TY - JOUR T1 - Association of gait speed and grip strength with risk of cardiovascular events in patients on haemodialysis: a prospective study. AU - Kuki,Atsumi, AU - Tanaka,Kentaro, AU - Kushiyama,Akifumi, AU - Tanaka,Yoshihide, AU - Motonishi,Shuta, AU - Sugano,Yasuji, AU - Furuya,Toru, AU - Ozawa,Takashi, Y1 - 2019/05/30/ PY - 2019/01/01/received PY - 2019/05/02/accepted PY - 2019/6/1/entrez PY - 2019/5/31/pubmed PY - 2020/9/1/medline KW - Cardiovascular events KW - Chronic haemodialysis KW - Physical activity KW - Prognosis SP - 196 EP - 196 JF - BMC nephrology JO - BMC Nephrol VL - 20 IS - 1 N2 - BACKGROUND: Gait speed (GS) and handgrip strength (HGS), both factors associated with frailty and sarcopenia, are reportedly associated with CV events in the general population. However, little is known about the impact of these factors on the outcome of patients on dialysis. This study aimed to evaluate whether evaluation of GS and HGS could be associated the onset of fatal/non-fatal cardiovascular (CV) events in patients on haemodialysis (HD). METHODS: One-hundred-eighty-two patients with end-stage renal disease (ESRD) undergoing HD at four dialysis clinics in April 2015 provided written informed consent to participate in the study.

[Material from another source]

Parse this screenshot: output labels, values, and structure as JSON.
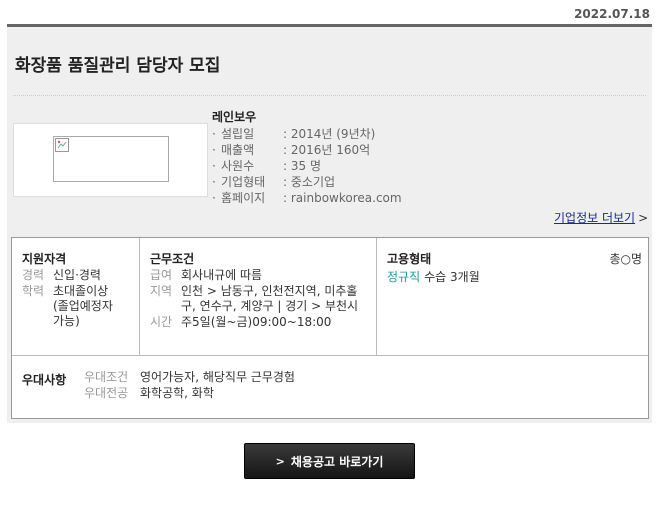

We excluded patients who had physical disability, were unable to walk without help, or had recently experienced CV events. Usual GS over a 4-m walk and HGS were measured at baseline, and 173 patients (men, 124; women, 49) were divided into sex-specific quartiles according to GS and HGS and were followed-up for fatal/non-fatal CV events for a median of 2 years. We examined the association of GS and HGS with CV events and determined cut-off values using Cox regression analysis adjusted for age, sex, HD duration, history of CVD, and diabetes. RESULTS: During the follow-up period, 46 CV events occurred. Both physical performance factors were significantly associated with CV events. Low GS (< 0.82 m/s for men and 0.81 m/s for women) and weak HGS (< 29.0 kg for men and 19.7 kg for women) were associated with CV events. For low vs. high GS, the hazard ratio (HR) for CV events was 2.29 [95% confidence interval (CI): 1.20-4.33; P = 0.01], and for low vs. high HGS, the HR was 2.15 [95% CI: 1.00-5.04; P < 0.05]. These HRs remained significant after adjusting for confounding factors, such as sex, age, dialysis vintage, history of CV disease, and diabetes. CONCLUSIONS: Slow GS and weak HGS in patients on HD were suggested to be independent predictors of fatal/non-fatal CV events. SN - 1471-2369 UR - https://www.unboundmedicine.com/medline/citation/31146702/Association_of_gait_speed_and_grip_strength_with_risk_of_cardiovascular_events_in_patients_on_haemodialysis:_a_prospective_study_ L2 - https://www.biomedcentral.com/1471-2369/20/196 DB - PRIME DP - Unbound Medicine ER -